The previous telephone call to the New To Las Vegas world headquarters came from Eddie. The latest a few days ago came from Andrew. But the message was the same. Police Officers Support Association, part of something called Law Enforcement for a Safer America PAC, needed my money for law and order and wanted me to pledge a specific amount before mailing me any literature.
I couldn’t pin down Andrew on whether I legally could back out of a purported pledge if I found problems with the mailing. So I asked to speak with his supervisor.
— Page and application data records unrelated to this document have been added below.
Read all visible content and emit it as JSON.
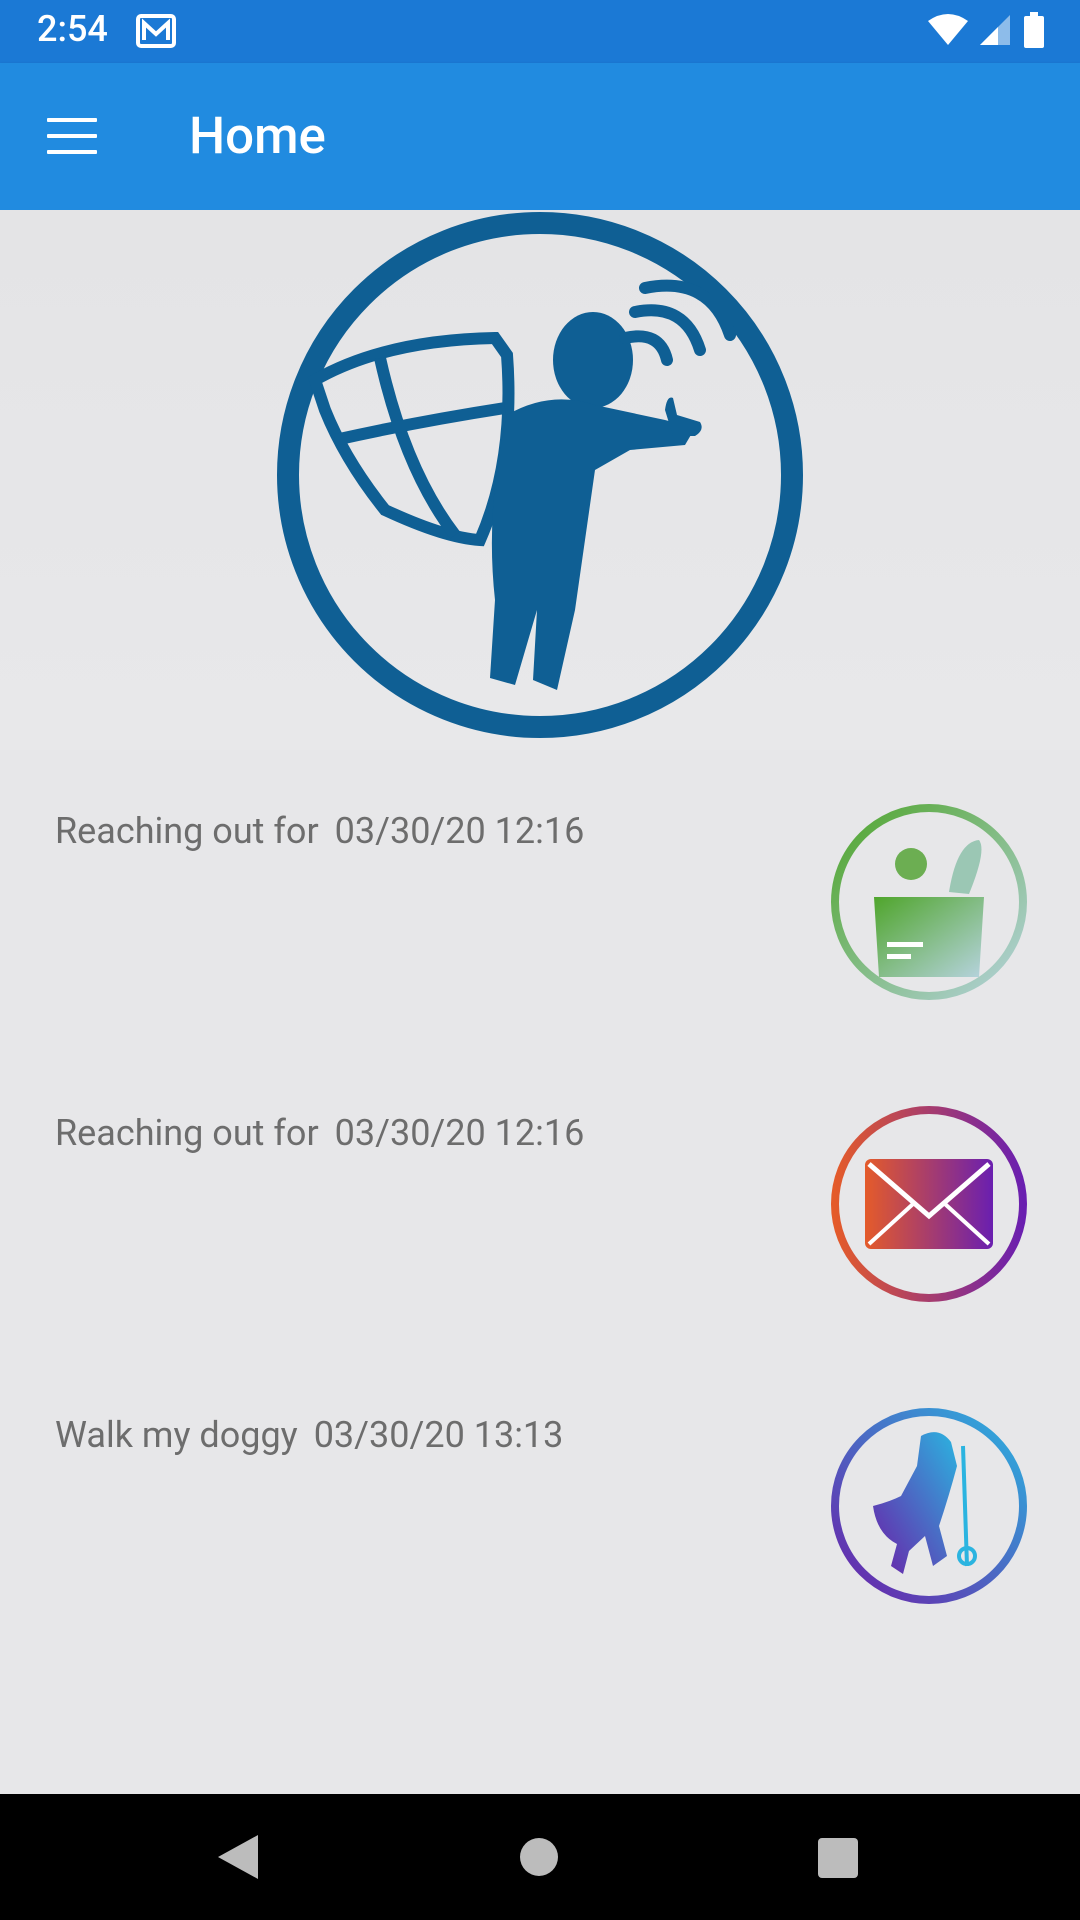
{
  "status_bar": {
    "time": "2:54",
    "icons": [
      "mail-icon",
      "wifi-icon",
      "cell-signal-icon",
      "battery-icon"
    ]
  },
  "app_bar": {
    "title": "Home",
    "menu_icon": "hamburger-menu-icon"
  },
  "hero": {
    "logo": "shield-person-waving-logo"
  },
  "items": [
    {
      "title": "Reaching out for",
      "datetime": "03/30/20 12:16",
      "icon": "grocery-bag-icon"
    },
    {
      "title": "Reaching out for",
      "datetime": "03/30/20 12:16",
      "icon": "envelope-icon"
    },
    {
      "title": "Walk my doggy",
      "datetime": "03/30/20 13:13",
      "icon": "dog-leash-icon"
    }
  ],
  "nav_bar": {
    "back": "back-icon",
    "home": "home-icon",
    "recents": "recents-icon"
  },
  "colors": {
    "status_bar": "#1b79d5",
    "app_bar": "#218be0",
    "logo_blue": "#0f5f94",
    "background": "#e7e7e9"
  }
}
Here was Andrew’s complete response:
“I understand.” Pause. “Goodbye.” Click.
Andrew, of course, was not a real person but a computer-controlled voice imperfectly using artificial intelligence to simulate a meaningful conversation with me. I got the impression that Andrew was used to abruptly hanging up on people who asked too many questions. But maybe not often enough.
According to federal filings I just consulted, in its latest six-month reporting period, Law Enforcement for a Safer America, or LEFASA, raised nearly $3½ million from folks like you and me. And how much was spent on the stated mission of supporting law enforcement?
Zero. Nothing. Zip. Nada.
I wrote about this in detail last spring after Eddie called and also hung up on me. And because of that, I’m nominating LEFASA and its d/b/a, Police Officers Support Association, for my list of America’s Stupidest Charities. The criteria is pretty simple: nonprofits that call asking for money despite a previous critical post by me. I mean, can it get any dumber that that? You can find the list nearby. Now, strictly speaking, LEFASA is not a charity but a political action committee intended to support or oppose causes and candidates for public office. But in its pitches LEFASA sounds like a charity as it portrayed itself as acting in the public interest. Continue reading